■ **TASK STATEMENT**
Only a number is wanted here: the number of lines of the data that include "JSON".

■ **RECORDS TO USE**

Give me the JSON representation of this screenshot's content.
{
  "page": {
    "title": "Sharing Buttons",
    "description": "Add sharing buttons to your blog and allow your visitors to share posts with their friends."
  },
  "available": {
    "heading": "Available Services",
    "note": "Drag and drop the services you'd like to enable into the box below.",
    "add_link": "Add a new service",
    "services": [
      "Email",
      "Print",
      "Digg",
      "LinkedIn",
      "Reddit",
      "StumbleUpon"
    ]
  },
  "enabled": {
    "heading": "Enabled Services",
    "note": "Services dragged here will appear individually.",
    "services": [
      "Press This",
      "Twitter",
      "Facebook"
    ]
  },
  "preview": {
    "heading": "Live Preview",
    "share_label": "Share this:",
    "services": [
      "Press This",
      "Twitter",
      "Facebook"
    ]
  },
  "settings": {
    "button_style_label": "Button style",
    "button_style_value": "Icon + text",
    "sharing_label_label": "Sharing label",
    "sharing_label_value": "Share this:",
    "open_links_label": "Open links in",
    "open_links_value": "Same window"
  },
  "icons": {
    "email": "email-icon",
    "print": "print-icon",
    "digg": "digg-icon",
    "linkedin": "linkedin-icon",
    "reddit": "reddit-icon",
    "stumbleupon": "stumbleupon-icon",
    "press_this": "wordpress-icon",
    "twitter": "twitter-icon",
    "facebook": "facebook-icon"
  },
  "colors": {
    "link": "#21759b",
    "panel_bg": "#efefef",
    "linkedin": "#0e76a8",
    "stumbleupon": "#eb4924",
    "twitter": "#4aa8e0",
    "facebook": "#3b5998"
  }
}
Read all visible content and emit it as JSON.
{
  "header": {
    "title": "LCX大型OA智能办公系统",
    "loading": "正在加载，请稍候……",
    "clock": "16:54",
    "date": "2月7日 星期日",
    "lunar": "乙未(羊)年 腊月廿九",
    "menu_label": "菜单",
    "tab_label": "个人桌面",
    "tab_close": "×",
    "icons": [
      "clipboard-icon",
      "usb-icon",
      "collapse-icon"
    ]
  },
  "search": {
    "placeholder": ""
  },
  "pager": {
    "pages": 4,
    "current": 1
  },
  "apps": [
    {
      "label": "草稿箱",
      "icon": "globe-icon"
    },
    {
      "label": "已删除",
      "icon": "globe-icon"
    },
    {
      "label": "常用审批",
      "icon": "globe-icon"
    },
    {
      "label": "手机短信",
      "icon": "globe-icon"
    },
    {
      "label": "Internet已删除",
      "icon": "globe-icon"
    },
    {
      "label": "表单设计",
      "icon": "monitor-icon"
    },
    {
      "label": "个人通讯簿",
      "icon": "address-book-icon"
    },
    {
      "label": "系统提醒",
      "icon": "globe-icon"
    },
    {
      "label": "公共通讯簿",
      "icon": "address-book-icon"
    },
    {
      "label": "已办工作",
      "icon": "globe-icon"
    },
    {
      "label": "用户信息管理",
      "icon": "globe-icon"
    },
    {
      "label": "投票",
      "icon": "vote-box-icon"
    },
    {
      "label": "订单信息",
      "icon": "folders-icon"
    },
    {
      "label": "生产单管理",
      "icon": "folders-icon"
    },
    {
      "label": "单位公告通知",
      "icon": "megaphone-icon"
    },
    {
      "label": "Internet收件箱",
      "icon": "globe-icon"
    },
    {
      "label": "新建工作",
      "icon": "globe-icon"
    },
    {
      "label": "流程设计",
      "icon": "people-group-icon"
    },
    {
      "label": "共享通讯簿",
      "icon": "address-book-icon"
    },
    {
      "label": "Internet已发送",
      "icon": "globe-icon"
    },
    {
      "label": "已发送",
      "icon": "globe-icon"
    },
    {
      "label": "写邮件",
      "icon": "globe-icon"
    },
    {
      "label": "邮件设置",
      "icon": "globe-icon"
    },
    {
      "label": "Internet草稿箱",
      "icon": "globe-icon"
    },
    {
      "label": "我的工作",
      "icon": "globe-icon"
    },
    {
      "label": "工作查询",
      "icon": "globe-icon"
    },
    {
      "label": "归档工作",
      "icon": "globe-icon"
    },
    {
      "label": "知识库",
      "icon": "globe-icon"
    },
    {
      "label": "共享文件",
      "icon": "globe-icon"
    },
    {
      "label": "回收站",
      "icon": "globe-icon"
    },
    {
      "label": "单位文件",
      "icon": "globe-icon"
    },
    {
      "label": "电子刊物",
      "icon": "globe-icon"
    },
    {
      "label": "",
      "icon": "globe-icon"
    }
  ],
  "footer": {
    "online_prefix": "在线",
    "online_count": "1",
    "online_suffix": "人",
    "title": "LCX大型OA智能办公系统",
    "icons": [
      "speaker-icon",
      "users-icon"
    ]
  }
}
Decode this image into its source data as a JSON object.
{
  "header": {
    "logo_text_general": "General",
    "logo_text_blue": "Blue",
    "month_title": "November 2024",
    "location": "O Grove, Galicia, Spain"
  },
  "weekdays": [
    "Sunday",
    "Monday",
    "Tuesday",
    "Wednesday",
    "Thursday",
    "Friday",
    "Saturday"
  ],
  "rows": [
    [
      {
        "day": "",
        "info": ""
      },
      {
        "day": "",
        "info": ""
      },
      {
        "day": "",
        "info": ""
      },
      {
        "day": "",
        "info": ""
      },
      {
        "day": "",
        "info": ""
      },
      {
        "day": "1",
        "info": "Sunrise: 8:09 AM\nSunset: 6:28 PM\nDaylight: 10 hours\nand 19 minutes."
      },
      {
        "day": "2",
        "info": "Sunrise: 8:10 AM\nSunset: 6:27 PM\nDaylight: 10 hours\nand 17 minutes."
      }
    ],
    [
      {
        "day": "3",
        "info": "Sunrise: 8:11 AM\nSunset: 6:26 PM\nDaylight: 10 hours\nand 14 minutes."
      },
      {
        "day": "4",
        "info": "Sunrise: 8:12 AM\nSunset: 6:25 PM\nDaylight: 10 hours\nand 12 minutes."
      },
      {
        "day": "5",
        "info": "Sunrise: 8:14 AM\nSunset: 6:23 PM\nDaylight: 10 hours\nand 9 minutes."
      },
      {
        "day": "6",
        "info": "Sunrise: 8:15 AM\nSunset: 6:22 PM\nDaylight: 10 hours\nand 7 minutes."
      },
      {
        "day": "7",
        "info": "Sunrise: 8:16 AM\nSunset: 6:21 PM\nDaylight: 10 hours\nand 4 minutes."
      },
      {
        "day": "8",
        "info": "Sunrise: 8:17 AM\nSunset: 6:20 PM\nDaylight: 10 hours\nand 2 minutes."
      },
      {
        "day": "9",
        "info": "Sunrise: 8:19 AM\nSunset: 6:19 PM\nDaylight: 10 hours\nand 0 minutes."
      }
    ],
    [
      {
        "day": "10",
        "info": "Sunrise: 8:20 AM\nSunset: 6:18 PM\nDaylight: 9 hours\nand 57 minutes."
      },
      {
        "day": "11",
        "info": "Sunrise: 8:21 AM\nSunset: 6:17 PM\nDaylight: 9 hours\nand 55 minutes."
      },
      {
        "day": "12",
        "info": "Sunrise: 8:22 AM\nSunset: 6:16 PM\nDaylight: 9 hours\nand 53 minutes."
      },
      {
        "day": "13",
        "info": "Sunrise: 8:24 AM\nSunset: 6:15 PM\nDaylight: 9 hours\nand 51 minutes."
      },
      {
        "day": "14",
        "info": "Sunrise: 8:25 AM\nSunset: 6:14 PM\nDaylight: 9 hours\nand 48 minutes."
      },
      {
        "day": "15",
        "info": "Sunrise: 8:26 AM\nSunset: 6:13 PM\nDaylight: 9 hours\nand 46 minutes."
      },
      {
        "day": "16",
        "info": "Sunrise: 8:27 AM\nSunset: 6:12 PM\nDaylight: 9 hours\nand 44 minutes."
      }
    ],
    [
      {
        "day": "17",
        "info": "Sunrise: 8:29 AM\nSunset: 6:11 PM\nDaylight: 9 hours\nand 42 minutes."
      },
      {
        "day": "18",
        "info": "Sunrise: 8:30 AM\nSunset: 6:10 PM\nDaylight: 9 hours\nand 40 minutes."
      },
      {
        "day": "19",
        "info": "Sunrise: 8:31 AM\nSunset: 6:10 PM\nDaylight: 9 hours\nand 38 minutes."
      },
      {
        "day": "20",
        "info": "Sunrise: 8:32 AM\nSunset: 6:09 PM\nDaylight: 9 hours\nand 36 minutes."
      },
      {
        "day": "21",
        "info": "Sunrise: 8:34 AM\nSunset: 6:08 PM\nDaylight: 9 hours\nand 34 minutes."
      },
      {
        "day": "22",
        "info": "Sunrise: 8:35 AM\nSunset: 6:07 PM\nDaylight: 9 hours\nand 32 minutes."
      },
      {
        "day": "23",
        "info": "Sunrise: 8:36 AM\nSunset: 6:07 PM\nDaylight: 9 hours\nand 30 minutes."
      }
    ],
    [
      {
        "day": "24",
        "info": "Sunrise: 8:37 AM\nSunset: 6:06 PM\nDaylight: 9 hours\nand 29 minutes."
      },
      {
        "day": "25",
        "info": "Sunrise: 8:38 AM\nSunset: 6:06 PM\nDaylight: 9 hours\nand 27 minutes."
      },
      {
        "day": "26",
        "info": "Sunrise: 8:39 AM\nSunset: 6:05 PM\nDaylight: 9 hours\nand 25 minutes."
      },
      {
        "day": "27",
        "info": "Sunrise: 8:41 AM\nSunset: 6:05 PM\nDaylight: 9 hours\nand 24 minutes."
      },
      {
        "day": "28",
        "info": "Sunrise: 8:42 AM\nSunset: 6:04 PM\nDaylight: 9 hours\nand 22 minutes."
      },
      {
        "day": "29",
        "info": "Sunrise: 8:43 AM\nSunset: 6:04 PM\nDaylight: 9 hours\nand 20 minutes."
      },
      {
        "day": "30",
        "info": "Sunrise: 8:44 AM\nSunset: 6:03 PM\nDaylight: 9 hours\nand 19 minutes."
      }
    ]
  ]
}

■ **RESULT FOR THIS TASK**
3